*Exercise goal*:
The finished copy should hold every entry exactly as given, and no pictures.

=== Begin Enclosure ===

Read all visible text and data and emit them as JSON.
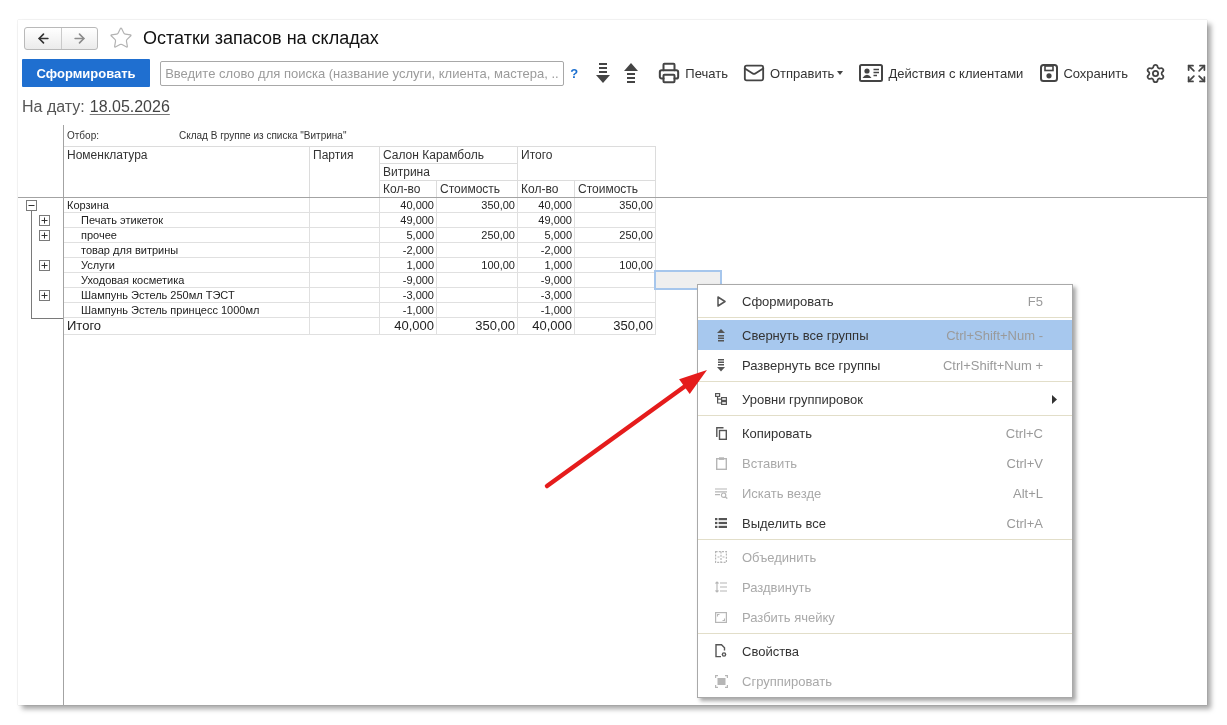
{
  "window": {
    "title": "Остатки запасов на складах",
    "favorite": false
  },
  "navigation": [
    {
      "kind": "back",
      "disabled": false
    },
    {
      "kind": "forward",
      "disabled": true
    }
  ],
  "toolbar": {
    "generate_button": "Сформировать",
    "search": {
      "placeholder": "Введите слово для поиска (название услуги, клиента, мастера, ..."
    },
    "help": "?",
    "actions": [
      {
        "kind": "expand_all",
        "dropdown": false
      },
      {
        "kind": "collapse_all",
        "dropdown": false
      },
      {
        "kind": "print",
        "label": "Печать",
        "dropdown": false
      },
      {
        "kind": "send",
        "label": "Отправить",
        "dropdown": true
      },
      {
        "kind": "clients",
        "label": "Действия с клиентами",
        "dropdown": false
      },
      {
        "kind": "save",
        "label": "Сохранить",
        "dropdown": false
      },
      {
        "kind": "settings",
        "dropdown": false
      },
      {
        "kind": "fullscreen",
        "dropdown": false
      }
    ]
  },
  "date_field": {
    "label": "На дату:",
    "value": "18.05.2026"
  },
  "report": {
    "filter": {
      "label": "Отбор:",
      "value": "Склад В группе из списка \"Витрина\""
    },
    "columns": [
      {
        "label": "Номенклатура"
      },
      {
        "label": "Партия"
      }
    ],
    "column_groups": [
      {
        "label": "Салон Карамболь",
        "sublabel": "Витрина",
        "subcolumns": [
          "Кол-во",
          "Стоимость"
        ]
      },
      {
        "label": "Итого",
        "subcolumns": [
          "Кол-во",
          "Стоимость"
        ]
      }
    ],
    "rows": [
      {
        "name": "Корзина",
        "kind": "group",
        "expanded": true,
        "active_cell": false,
        "values": [
          {
            "qty": "40,000",
            "cost": "350,00"
          },
          {
            "qty": "40,000",
            "cost": "350,00"
          }
        ],
        "children": [
          {
            "name": "Печать этикеток",
            "kind": "group",
            "expanded": false,
            "active_cell": false,
            "values": [
              {
                "qty": "49,000"
              },
              {
                "qty": "49,000"
              }
            ]
          },
          {
            "name": "прочее",
            "kind": "group",
            "expanded": false,
            "active_cell": false,
            "values": [
              {
                "qty": "5,000",
                "cost": "250,00"
              },
              {
                "qty": "5,000",
                "cost": "250,00"
              }
            ]
          },
          {
            "name": "товар для витрины",
            "kind": "item",
            "active_cell": false,
            "values": [
              {
                "qty": "-2,000"
              },
              {
                "qty": "-2,000"
              }
            ]
          },
          {
            "name": "Услуги",
            "kind": "group",
            "expanded": false,
            "active_cell": false,
            "values": [
              {
                "qty": "1,000",
                "cost": "100,00"
              },
              {
                "qty": "1,000",
                "cost": "100,00"
              }
            ]
          },
          {
            "name": "Уходовая косметика",
            "kind": "item",
            "active_cell": true,
            "values": [
              {
                "qty": "-9,000"
              },
              {
                "qty": "-9,000"
              }
            ]
          },
          {
            "name": "Шампунь Эстель 250мл ТЭСТ",
            "kind": "group",
            "expanded": false,
            "active_cell": false,
            "values": [
              {
                "qty": "-3,000"
              },
              {
                "qty": "-3,000"
              }
            ]
          },
          {
            "name": "Шампунь Эстель принцесс 1000мл",
            "kind": "item",
            "active_cell": false,
            "values": [
              {
                "qty": "-1,000"
              },
              {
                "qty": "-1,000"
              }
            ]
          }
        ]
      }
    ],
    "total_row": {
      "label": "Итого",
      "values": [
        {
          "qty": "40,000",
          "cost": "350,00"
        },
        {
          "qty": "40,000",
          "cost": "350,00"
        }
      ]
    }
  },
  "context_menu": {
    "items": [
      {
        "kind": "generate",
        "label": "Сформировать",
        "shortcut": "F5",
        "disabled": false,
        "highlighted": false,
        "submenu": false
      },
      {
        "kind": "separator"
      },
      {
        "kind": "collapse",
        "label": "Свернуть все группы",
        "shortcut": "Ctrl+Shift+Num -",
        "disabled": false,
        "highlighted": true,
        "submenu": false
      },
      {
        "kind": "expand",
        "label": "Развернуть все группы",
        "shortcut": "Ctrl+Shift+Num +",
        "disabled": false,
        "highlighted": false,
        "submenu": false
      },
      {
        "kind": "separator"
      },
      {
        "kind": "levels",
        "label": "Уровни группировок",
        "disabled": false,
        "highlighted": false,
        "submenu": true
      },
      {
        "kind": "separator"
      },
      {
        "kind": "copy",
        "label": "Копировать",
        "shortcut": "Ctrl+C",
        "disabled": false,
        "highlighted": false,
        "submenu": false
      },
      {
        "kind": "paste",
        "label": "Вставить",
        "shortcut": "Ctrl+V",
        "disabled": true,
        "highlighted": false,
        "submenu": false
      },
      {
        "kind": "find",
        "label": "Искать везде",
        "shortcut": "Alt+L",
        "disabled": true,
        "highlighted": false,
        "submenu": false
      },
      {
        "kind": "select_all",
        "label": "Выделить все",
        "shortcut": "Ctrl+A",
        "disabled": false,
        "highlighted": false,
        "submenu": false
      },
      {
        "kind": "separator"
      },
      {
        "kind": "merge",
        "label": "Объединить",
        "disabled": true,
        "highlighted": false,
        "submenu": false
      },
      {
        "kind": "spread",
        "label": "Раздвинуть",
        "disabled": true,
        "highlighted": false,
        "submenu": false
      },
      {
        "kind": "split",
        "label": "Разбить ячейку",
        "disabled": true,
        "highlighted": false,
        "submenu": false
      },
      {
        "kind": "separator"
      },
      {
        "kind": "properties",
        "label": "Свойства",
        "disabled": false,
        "highlighted": false,
        "submenu": false
      },
      {
        "kind": "group",
        "label": "Сгруппировать",
        "disabled": true,
        "highlighted": false,
        "submenu": false
      }
    ]
  }
}
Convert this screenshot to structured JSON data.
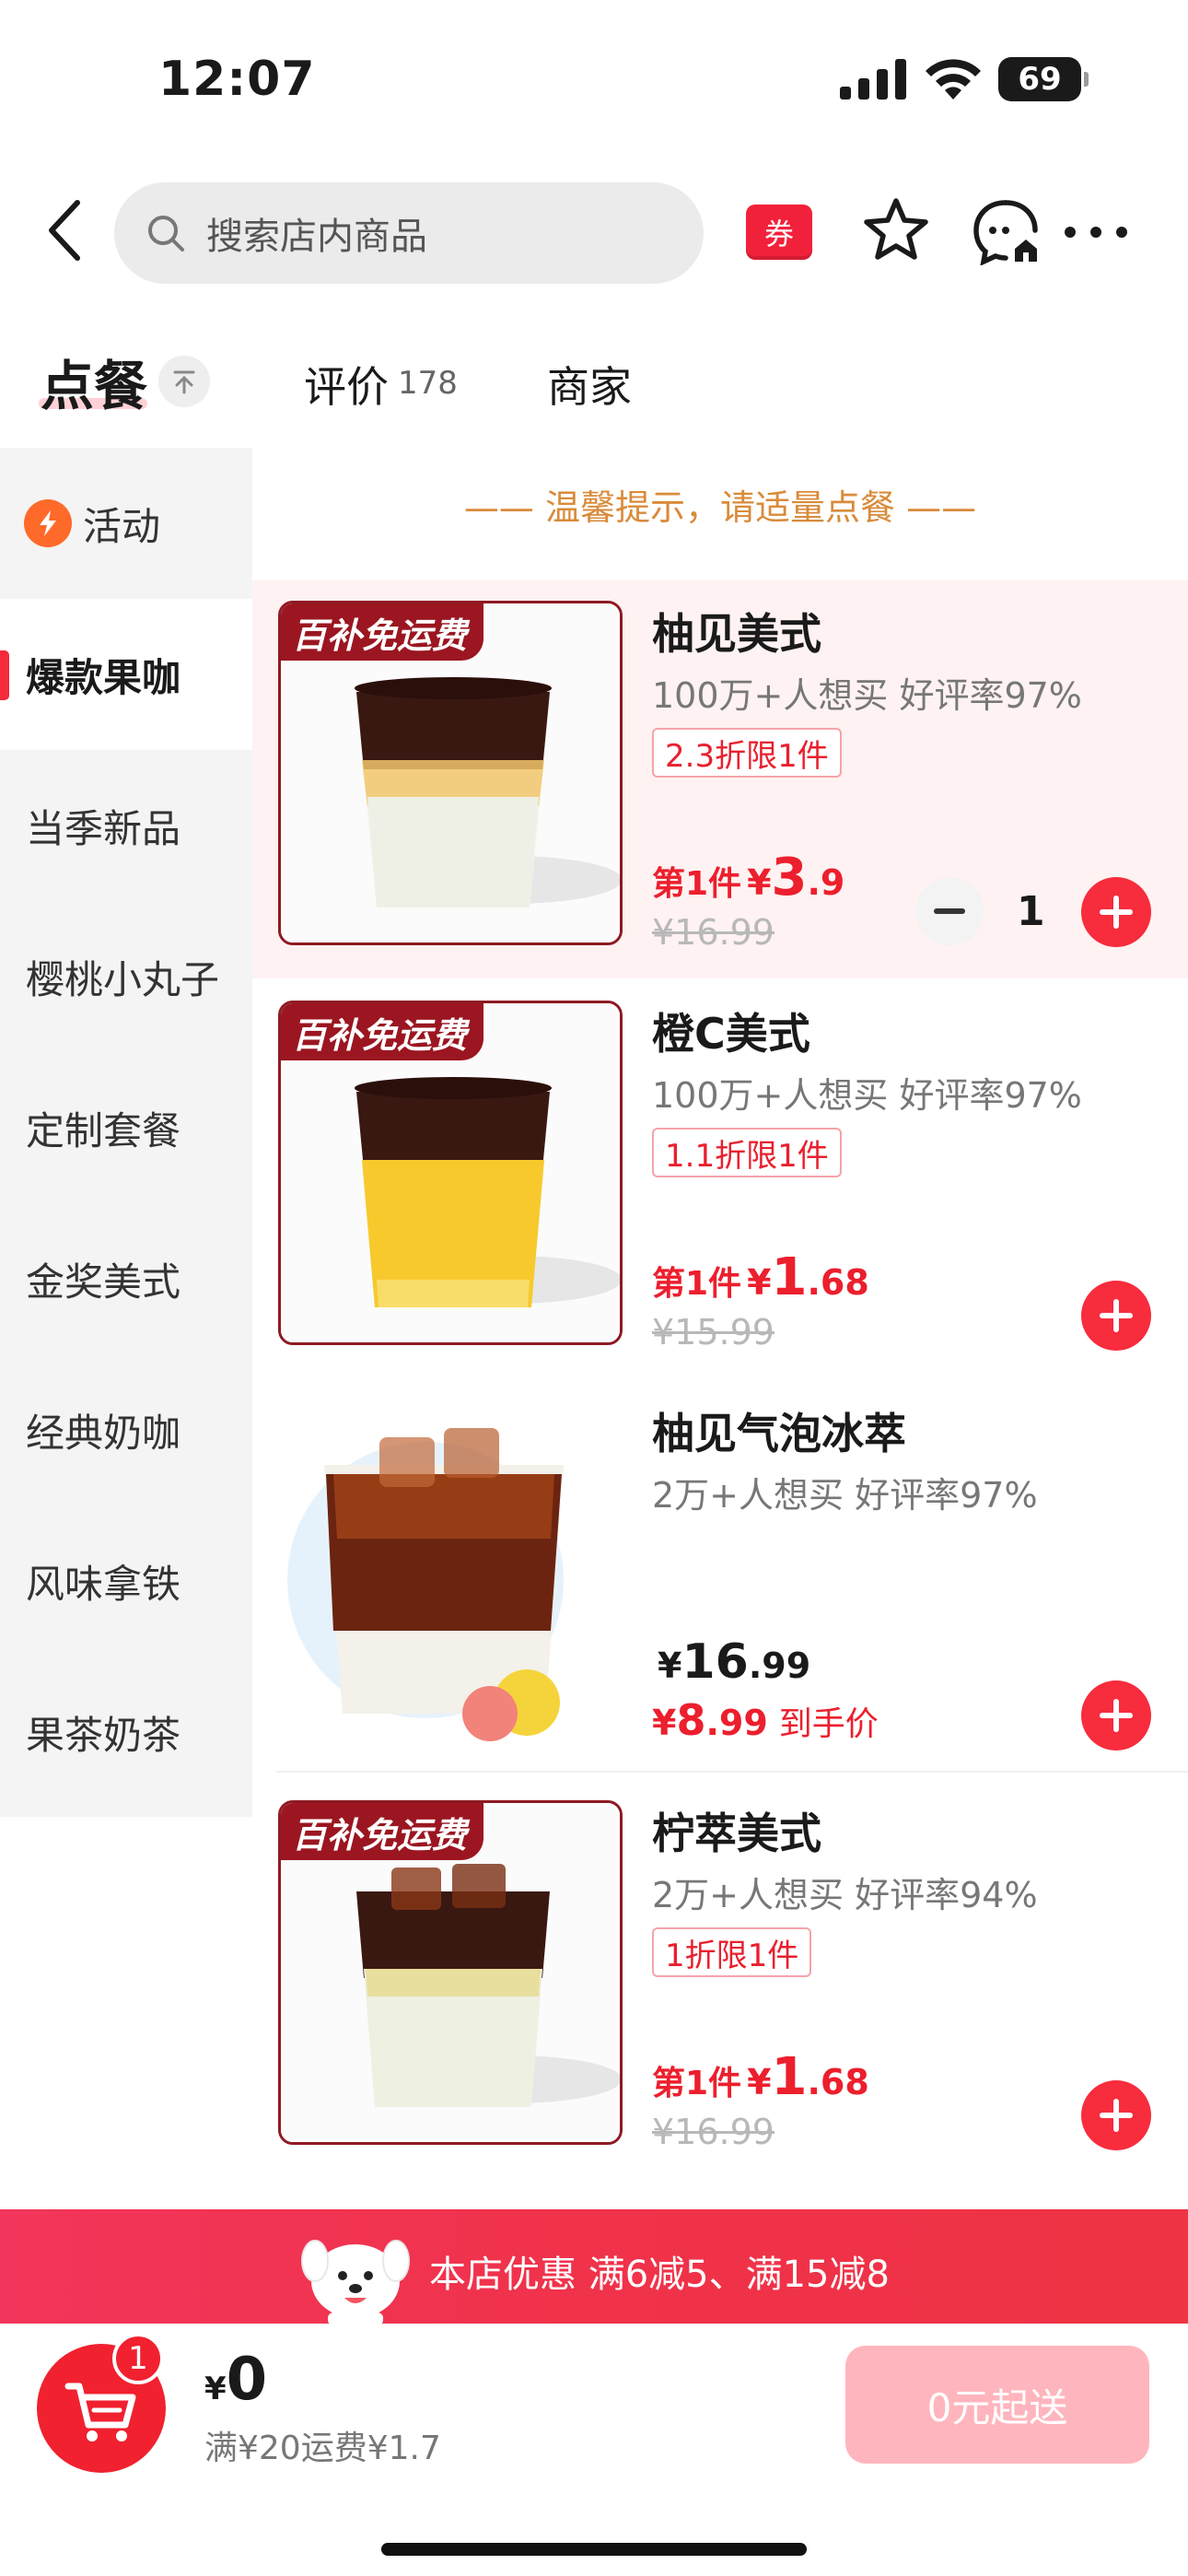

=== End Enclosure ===

*Answer to this problem*:
Read all visible text and data and emit them as JSON.
{
  "window": {
    "title": "Остатки запасов на складах",
    "favorite": false
  },
  "navigation": [
    {
      "kind": "back",
      "disabled": false
    },
    {
      "kind": "forward",
      "disabled": true
    }
  ],
  "toolbar": {
    "generate_button": "Сформировать",
    "search": {
      "placeholder": "Введите слово для поиска (название услуги, клиента, мастера, ..."
    },
    "help": "?",
    "actions": [
      {
        "kind": "expand_all",
        "dropdown": false
      },
      {
        "kind": "collapse_all",
        "dropdown": false
      },
      {
        "kind": "print",
        "label": "Печать",
        "dropdown": false
      },
      {
        "kind": "send",
        "label": "Отправить",
        "dropdown": true
      },
      {
        "kind": "clients",
        "label": "Действия с клиентами",
        "dropdown": false
      },
      {
        "kind": "save",
        "label": "Сохранить",
        "dropdown": false
      },
      {
        "kind": "settings",
        "dropdown": false
      },
      {
        "kind": "fullscreen",
        "dropdown": false
      }
    ]
  },
  "date_field": {
    "label": "На дату:",
    "value": "18.05.2026"
  },
  "report": {
    "filter": {
      "label": "Отбор:",
      "value": "Склад В группе из списка \"Витрина\""
    },
    "columns": [
      {
        "label": "Номенклатура"
      },
      {
        "label": "Партия"
      }
    ],
    "column_groups": [
      {
        "label": "Салон Карамболь",
        "sublabel": "Витрина",
        "subcolumns": [
          "Кол-во",
          "Стоимость"
        ]
      },
      {
        "label": "Итого",
        "subcolumns": [
          "Кол-во",
          "Стоимость"
        ]
      }
    ],
    "rows": [
      {
        "name": "Корзина",
        "kind": "group",
        "expanded": true,
        "active_cell": false,
        "values": [
          {
            "qty": "40,000",
            "cost": "350,00"
          },
          {
            "qty": "40,000",
            "cost": "350,00"
          }
        ],
        "children": [
          {
            "name": "Печать этикеток",
            "kind": "group",
            "expanded": false,
            "active_cell": false,
            "values": [
              {
                "qty": "49,000"
              },
              {
                "qty": "49,000"
              }
            ]
          },
          {
            "name": "прочее",
            "kind": "group",
            "expanded": false,
            "active_cell": false,
            "values": [
              {
                "qty": "5,000",
                "cost": "250,00"
              },
              {
                "qty": "5,000",
                "cost": "250,00"
              }
            ]
          },
          {
            "name": "товар для витрины",
            "kind": "item",
            "active_cell": false,
            "values": [
              {
                "qty": "-2,000"
              },
              {
                "qty": "-2,000"
              }
            ]
          },
          {
            "name": "Услуги",
            "kind": "group",
            "expanded": false,
            "active_cell": false,
            "values": [
              {
                "qty": "1,000",
                "cost": "100,00"
              },
              {
                "qty": "1,000",
                "cost": "100,00"
              }
            ]
          },
          {
            "name": "Уходовая косметика",
            "kind": "item",
            "active_cell": true,
            "values": [
              {
                "qty": "-9,000"
              },
              {
                "qty": "-9,000"
              }
            ]
          },
          {
            "name": "Шампунь Эстель 250мл ТЭСТ",
            "kind": "group",
            "expanded": false,
            "active_cell": false,
            "values": [
              {
                "qty": "-3,000"
              },
              {
                "qty": "-3,000"
              }
            ]
          },
          {
            "name": "Шампунь Эстель принцесс 1000мл",
            "kind": "item",
            "active_cell": false,
            "values": [
              {
                "qty": "-1,000"
              },
              {
                "qty": "-1,000"
              }
            ]
          }
        ]
      }
    ],
    "total_row": {
      "label": "Итого",
      "values": [
        {
          "qty": "40,000",
          "cost": "350,00"
        },
        {
          "qty": "40,000",
          "cost": "350,00"
        }
      ]
    }
  },
  "context_menu": {
    "items": [
      {
        "kind": "generate",
        "label": "Сформировать",
        "shortcut": "F5",
        "disabled": false,
        "highlighted": false,
        "submenu": false
      },
      {
        "kind": "separator"
      },
      {
        "kind": "collapse",
        "label": "Свернуть все группы",
        "shortcut": "Ctrl+Shift+Num -",
        "disabled": false,
        "highlighted": true,
        "submenu": false
      },
      {
        "kind": "expand",
        "label": "Развернуть все группы",
        "shortcut": "Ctrl+Shift+Num +",
        "disabled": false,
        "highlighted": false,
        "submenu": false
      },
      {
        "kind": "separator"
      },
      {
        "kind": "levels",
        "label": "Уровни группировок",
        "disabled": false,
        "highlighted": false,
        "submenu": true
      },
      {
        "kind": "separator"
      },
      {
        "kind": "copy",
        "label": "Копировать",
        "shortcut": "Ctrl+C",
        "disabled": false,
        "highlighted": false,
        "submenu": false
      },
      {
        "kind": "paste",
        "label": "Вставить",
        "shortcut": "Ctrl+V",
        "disabled": true,
        "highlighted": false,
        "submenu": false
      },
      {
        "kind": "find",
        "label": "Искать везде",
        "shortcut": "Alt+L",
        "disabled": true,
        "highlighted": false,
        "submenu": false
      },
      {
        "kind": "select_all",
        "label": "Выделить все",
        "shortcut": "Ctrl+A",
        "disabled": false,
        "highlighted": false,
        "submenu": false
      },
      {
        "kind": "separator"
      },
      {
        "kind": "merge",
        "label": "Объединить",
        "disabled": true,
        "highlighted": false,
        "submenu": false
      },
      {
        "kind": "spread",
        "label": "Раздвинуть",
        "disabled": true,
        "highlighted": false,
        "submenu": false
      },
      {
        "kind": "split",
        "label": "Разбить ячейку",
        "disabled": true,
        "highlighted": false,
        "submenu": false
      },
      {
        "kind": "separator"
      },
      {
        "kind": "properties",
        "label": "Свойства",
        "disabled": false,
        "highlighted": false,
        "submenu": false
      },
      {
        "kind": "group",
        "label": "Сгруппировать",
        "disabled": true,
        "highlighted": false,
        "submenu": false
      }
    ]
  }
}
Convert this screenshot to structured JSON data.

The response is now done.